§ **What is expected**: Copy each line from the listing below where the word "title" shows up.
════════════════
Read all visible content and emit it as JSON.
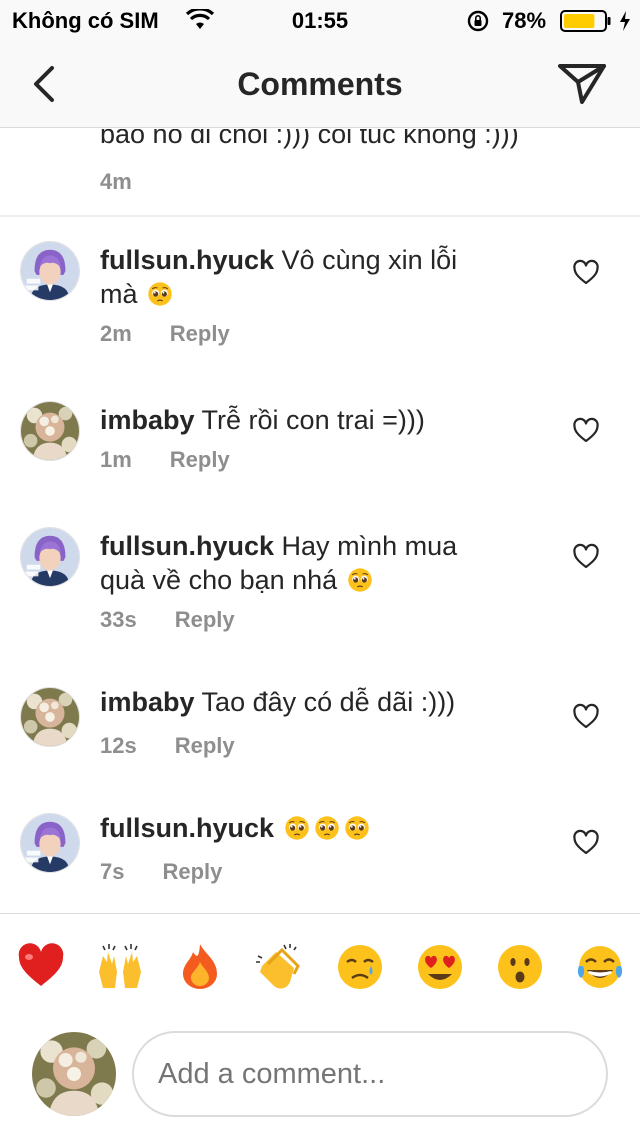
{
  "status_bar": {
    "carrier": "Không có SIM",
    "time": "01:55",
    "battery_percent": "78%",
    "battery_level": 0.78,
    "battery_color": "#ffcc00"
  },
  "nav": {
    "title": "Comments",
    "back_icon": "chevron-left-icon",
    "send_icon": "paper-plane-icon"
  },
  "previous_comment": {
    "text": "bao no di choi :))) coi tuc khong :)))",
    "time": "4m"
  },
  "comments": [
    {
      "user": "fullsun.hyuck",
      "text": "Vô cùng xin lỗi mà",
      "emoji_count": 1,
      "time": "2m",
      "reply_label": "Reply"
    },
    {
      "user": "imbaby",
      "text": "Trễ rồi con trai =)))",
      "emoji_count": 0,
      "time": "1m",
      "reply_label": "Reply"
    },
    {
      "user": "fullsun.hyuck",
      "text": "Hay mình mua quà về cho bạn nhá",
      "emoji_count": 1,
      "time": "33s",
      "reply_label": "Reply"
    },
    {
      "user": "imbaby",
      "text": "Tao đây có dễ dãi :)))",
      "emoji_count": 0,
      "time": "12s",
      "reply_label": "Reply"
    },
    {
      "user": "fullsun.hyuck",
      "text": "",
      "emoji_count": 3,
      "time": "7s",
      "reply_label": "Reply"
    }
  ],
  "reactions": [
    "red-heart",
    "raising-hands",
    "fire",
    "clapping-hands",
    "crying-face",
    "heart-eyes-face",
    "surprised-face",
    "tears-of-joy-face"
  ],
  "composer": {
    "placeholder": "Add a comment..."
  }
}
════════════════
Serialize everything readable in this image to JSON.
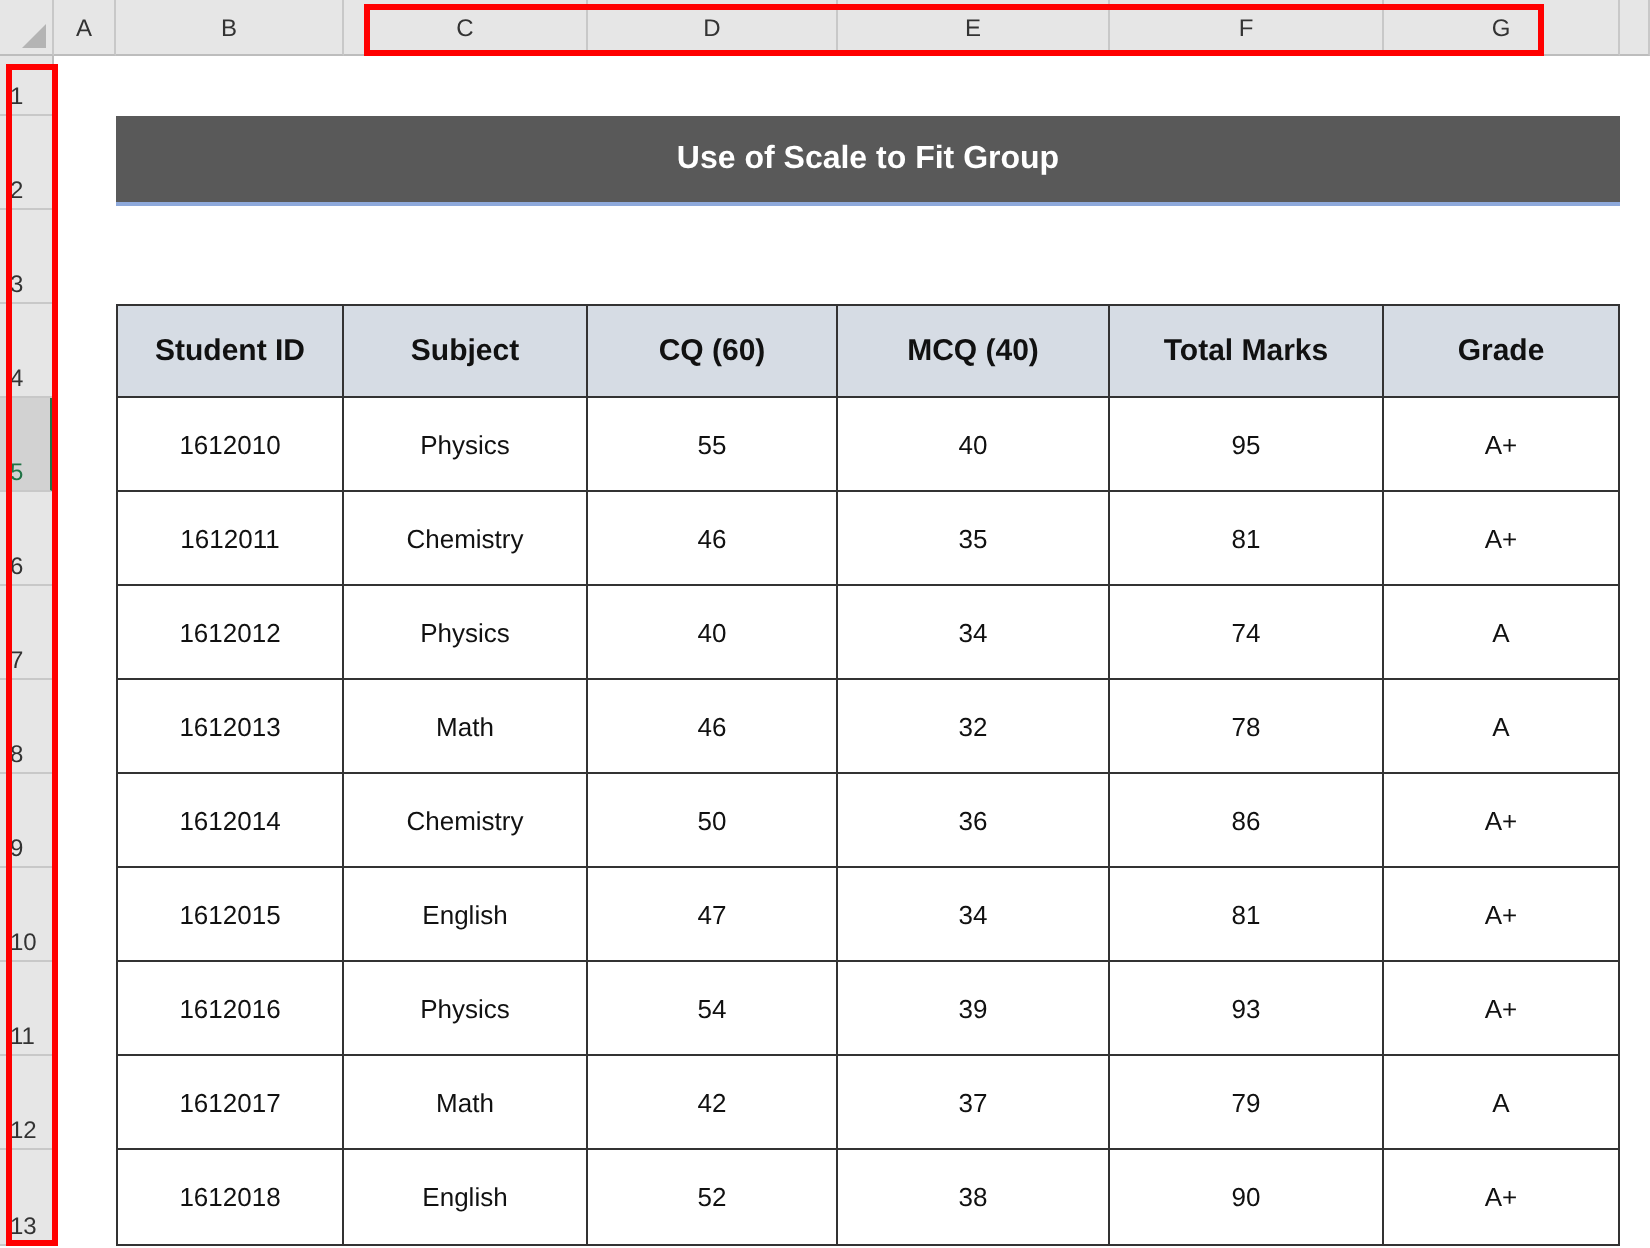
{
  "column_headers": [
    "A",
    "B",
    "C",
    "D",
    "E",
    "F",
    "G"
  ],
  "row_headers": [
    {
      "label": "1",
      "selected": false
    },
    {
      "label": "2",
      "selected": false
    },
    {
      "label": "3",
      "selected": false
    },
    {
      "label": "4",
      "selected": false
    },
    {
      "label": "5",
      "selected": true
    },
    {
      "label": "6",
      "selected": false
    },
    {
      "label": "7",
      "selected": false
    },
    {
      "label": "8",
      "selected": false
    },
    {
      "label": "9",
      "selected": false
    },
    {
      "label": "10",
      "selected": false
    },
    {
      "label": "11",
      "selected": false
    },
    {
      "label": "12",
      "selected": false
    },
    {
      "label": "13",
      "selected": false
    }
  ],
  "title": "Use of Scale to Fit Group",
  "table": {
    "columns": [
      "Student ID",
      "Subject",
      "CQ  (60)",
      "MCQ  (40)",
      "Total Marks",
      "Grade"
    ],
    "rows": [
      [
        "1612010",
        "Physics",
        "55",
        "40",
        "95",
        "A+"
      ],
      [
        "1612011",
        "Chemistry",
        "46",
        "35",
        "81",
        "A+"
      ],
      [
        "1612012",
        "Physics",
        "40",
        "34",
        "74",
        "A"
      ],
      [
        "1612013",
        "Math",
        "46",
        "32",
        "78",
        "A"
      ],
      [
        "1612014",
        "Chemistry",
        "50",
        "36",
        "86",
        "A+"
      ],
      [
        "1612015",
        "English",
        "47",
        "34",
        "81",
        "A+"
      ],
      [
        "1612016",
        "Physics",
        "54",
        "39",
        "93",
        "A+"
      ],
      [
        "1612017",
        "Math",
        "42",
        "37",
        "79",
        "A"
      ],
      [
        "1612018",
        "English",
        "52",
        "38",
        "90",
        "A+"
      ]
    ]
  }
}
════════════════
§ **Exercise output**:
    "title": "Comments",
  "title": "Use of Scale to Fit Group",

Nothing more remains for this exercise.